Urban activism is sometimes broadly categorised as a strand under the umbrella of ‘new social movements’, referring to various political mobilisations since the late 1960s that are usually based on social identities and minority rights rather than traditional class consciousness and identification15. However, as opposed to many other NSMs that have broader non-material aims, urban activists are often also preoccupied with the empirical intricacies of practical governance issues related to urban planning and design. Furthermore, urban activism plays a pivotal role in shaping the articulations of urban political agenda all over the world.

As we grapple with the ongoing struggle to bring an end to Russia’s war against Ukraine, our lives persist within the urban landscapes of cities like Kyiv, Minsk, Helsinki, Berlin, and beyond. Envisioning the post-war era for Europe, these cities will endure in one way or another while empires around them are bound to succumb, embodying the continuity of our daily lives.

My conversation with Andrei Vazyanau has reminded me of the pivotal role cities will play in shaping our species’ destiny. Looking ahead, the policies formulated within our cities at the local level will be particularly central in the existential battle against the climate crisis. Urban activists remind us of the interconnectedness of our urban choices with broader global issues – and the need for practical design and policy solutions to cater for the overcoming of those systemic problems by reducing our environmental footprint and cutting down emissions.

Even after the war, our cities will demand our attention and efforts to promote equity, justice, sustainability, and liveability. In this ongoing pursuit, Minsk Urban Platform stands as a valuable resource, offering inspiration, awareness, delight, and useful tactics for activists and communities around the global urban landscape.


Academic publications

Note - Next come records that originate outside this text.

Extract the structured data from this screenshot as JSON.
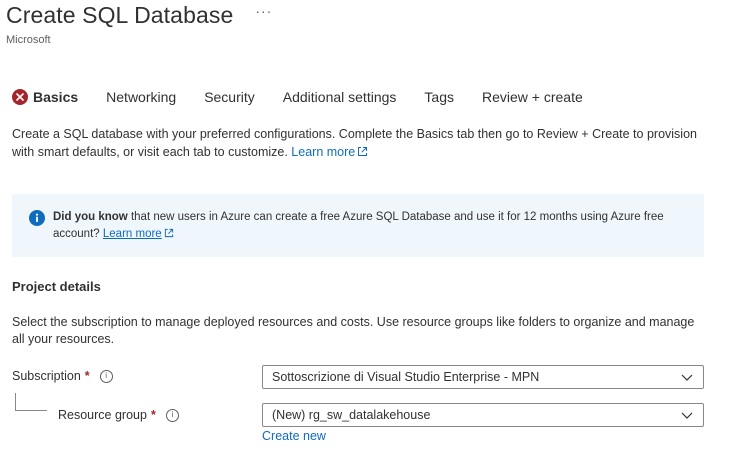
{
  "header": {
    "title": "Create SQL Database",
    "more": "···",
    "publisher": "Microsoft"
  },
  "tabs": [
    {
      "label": "Basics",
      "active": true,
      "error": true
    },
    {
      "label": "Networking"
    },
    {
      "label": "Security"
    },
    {
      "label": "Additional settings"
    },
    {
      "label": "Tags"
    },
    {
      "label": "Review + create"
    }
  ],
  "intro": {
    "text": "Create a SQL database with your preferred configurations. Complete the Basics tab then go to Review + Create to provision with smart defaults, or visit each tab to customize.",
    "link": "Learn more"
  },
  "info": {
    "bold": "Did you know",
    "text": "that new users in Azure can create a free Azure SQL Database and use it for 12 months using Azure free account?",
    "link": "Learn more"
  },
  "project": {
    "title": "Project details",
    "description": "Select the subscription to manage deployed resources and costs. Use resource groups like folders to organize and manage all your resources.",
    "subscription": {
      "label": "Subscription",
      "required": "*",
      "value": "Sottoscrizione di Visual Studio Enterprise - MPN"
    },
    "resource_group": {
      "label": "Resource group",
      "required": "*",
      "value": "(New) rg_sw_datalakehouse",
      "create_new": "Create new"
    }
  },
  "colors": {
    "accent": "#0f6cbd",
    "error": "#a4262c",
    "info_bg": "#eff6fc",
    "text": "#323130"
  }
}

  • Astapova, Anastasiya et al. (2022). ‘Authoritarian Cooptation of Civil Society: The Case of Belarus’, Europe-Asia Studies 74, no. 1: 1–30.
  • Bedford, Sofie (2021). ‘The 2020 Presidential Election in Belarus: Erosion of Authoritarian Stability and Re-Politicization of Society’, Nationalities Papers 49, no. 5 : 808–19.
  • Chatterjee, Partha (2004). The Politics of the Governed: Reflections on Popular Politics in Most of the World. Leonard Hastings Schoff Memorial Lectures (New York: Columbia university press).
  • Kazharski, Aliaksei (2021). ‘Belarus’ New Political Nation? 2020 Anti-Authoritarian Protests as Identity Building’, New Perspectives 29, no. 1: 69–79.
  • Leukavets, Alla (2021). ‘Russia’s Game in Belarus: 2020 Presidential Elections as a Checkmate for Lukashenka?’, New Perspectives 29, no. 1: 90–101.
  • Melucci, Alberto (1980). ‘The New Social Movements: A Theoretical Approach’, Social Science Information 19, no. 2: 199–226.
  • Nikolayenko, Olena (2022). ‘“I Am Tired of Being Afraid”: Emotions and Protest Participation in Belarus’, International Sociology 37, no. 1: 78–96.
  • Oldfield, Sophie (2015). ‘Between Activism and the Academy: The Urban as Political Terrain’, Urban Studies 52, no. 11: 2072–86.
  • Onuch, Olga and Sasse, Gwendolyn (2022). ‘The Belarus Crisis: People, Protest, and Political Dispositions’, Post-Soviet Affairs 38, no. 1–2: 1–8.

Online sources